_TASK OBJECTIVE_
Show every line from the entries that follow which holds the word "contact".

_SUPPLIED ENTRIES_
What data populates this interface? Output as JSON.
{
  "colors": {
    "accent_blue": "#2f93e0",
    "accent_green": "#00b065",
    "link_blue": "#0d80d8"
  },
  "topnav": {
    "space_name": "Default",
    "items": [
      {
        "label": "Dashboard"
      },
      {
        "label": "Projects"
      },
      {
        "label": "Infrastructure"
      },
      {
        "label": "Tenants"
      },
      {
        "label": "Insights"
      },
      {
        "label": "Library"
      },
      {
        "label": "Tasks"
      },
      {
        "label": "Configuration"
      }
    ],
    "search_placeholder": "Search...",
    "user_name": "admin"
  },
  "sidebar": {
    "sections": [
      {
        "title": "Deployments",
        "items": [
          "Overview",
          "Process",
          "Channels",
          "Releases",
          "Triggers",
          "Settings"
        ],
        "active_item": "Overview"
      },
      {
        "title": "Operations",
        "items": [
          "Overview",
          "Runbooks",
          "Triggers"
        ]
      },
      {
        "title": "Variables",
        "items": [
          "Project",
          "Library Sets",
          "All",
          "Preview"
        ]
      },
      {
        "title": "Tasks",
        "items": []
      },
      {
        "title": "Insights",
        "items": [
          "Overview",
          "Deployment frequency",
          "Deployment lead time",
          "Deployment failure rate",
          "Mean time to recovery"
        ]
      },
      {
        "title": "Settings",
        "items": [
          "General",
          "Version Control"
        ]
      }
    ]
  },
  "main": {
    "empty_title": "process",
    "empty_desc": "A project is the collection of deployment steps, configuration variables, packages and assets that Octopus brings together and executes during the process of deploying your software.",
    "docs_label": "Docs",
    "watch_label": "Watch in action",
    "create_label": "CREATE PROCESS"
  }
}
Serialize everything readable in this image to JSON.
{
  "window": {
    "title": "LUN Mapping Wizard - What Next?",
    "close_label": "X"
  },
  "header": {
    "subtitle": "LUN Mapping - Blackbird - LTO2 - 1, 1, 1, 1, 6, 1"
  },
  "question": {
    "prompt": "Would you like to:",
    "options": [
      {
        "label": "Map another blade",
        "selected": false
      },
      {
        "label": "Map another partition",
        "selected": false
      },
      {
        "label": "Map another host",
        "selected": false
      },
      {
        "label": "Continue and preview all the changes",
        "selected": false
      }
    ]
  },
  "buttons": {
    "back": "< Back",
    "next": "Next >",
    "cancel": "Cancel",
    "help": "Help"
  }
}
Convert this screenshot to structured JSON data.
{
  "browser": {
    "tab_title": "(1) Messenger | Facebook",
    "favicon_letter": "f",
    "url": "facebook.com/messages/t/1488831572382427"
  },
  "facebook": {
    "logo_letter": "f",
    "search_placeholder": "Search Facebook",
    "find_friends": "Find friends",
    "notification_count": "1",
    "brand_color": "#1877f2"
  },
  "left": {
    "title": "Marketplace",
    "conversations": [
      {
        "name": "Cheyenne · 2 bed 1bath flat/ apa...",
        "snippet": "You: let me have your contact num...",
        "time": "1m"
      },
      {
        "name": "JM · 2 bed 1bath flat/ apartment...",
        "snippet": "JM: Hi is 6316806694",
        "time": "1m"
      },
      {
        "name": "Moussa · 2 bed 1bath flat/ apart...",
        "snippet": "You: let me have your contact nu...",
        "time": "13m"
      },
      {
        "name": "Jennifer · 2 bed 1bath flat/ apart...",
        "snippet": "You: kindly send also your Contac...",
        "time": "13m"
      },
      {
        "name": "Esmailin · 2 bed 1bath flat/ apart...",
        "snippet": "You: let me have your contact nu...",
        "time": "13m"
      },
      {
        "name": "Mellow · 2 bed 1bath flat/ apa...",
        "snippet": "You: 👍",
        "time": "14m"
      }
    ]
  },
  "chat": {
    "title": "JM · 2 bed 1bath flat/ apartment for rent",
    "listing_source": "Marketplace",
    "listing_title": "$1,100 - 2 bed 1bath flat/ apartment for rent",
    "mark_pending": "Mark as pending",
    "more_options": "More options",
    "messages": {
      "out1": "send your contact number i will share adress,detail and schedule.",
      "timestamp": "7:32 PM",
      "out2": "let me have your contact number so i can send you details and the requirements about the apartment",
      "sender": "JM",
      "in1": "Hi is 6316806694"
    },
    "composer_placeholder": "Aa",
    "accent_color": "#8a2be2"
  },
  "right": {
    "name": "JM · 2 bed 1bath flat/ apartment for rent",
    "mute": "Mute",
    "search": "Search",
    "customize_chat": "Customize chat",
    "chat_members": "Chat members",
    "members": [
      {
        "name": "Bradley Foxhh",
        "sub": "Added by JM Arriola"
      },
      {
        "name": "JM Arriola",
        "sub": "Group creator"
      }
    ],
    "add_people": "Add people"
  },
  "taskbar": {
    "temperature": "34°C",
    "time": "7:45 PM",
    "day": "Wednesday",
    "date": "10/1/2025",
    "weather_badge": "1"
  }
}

_YOUR RESPONSE_
        "snippet": "You: let me have your contact num...",
        "snippet": "You: let me have your contact nu...",
        "snippet": "You: let me have your contact nu...",
      "out1": "send your contact number i will share adress,detail and schedule.",
      "out2": "let me have your contact number so i can send you details and the requirements about the apartment",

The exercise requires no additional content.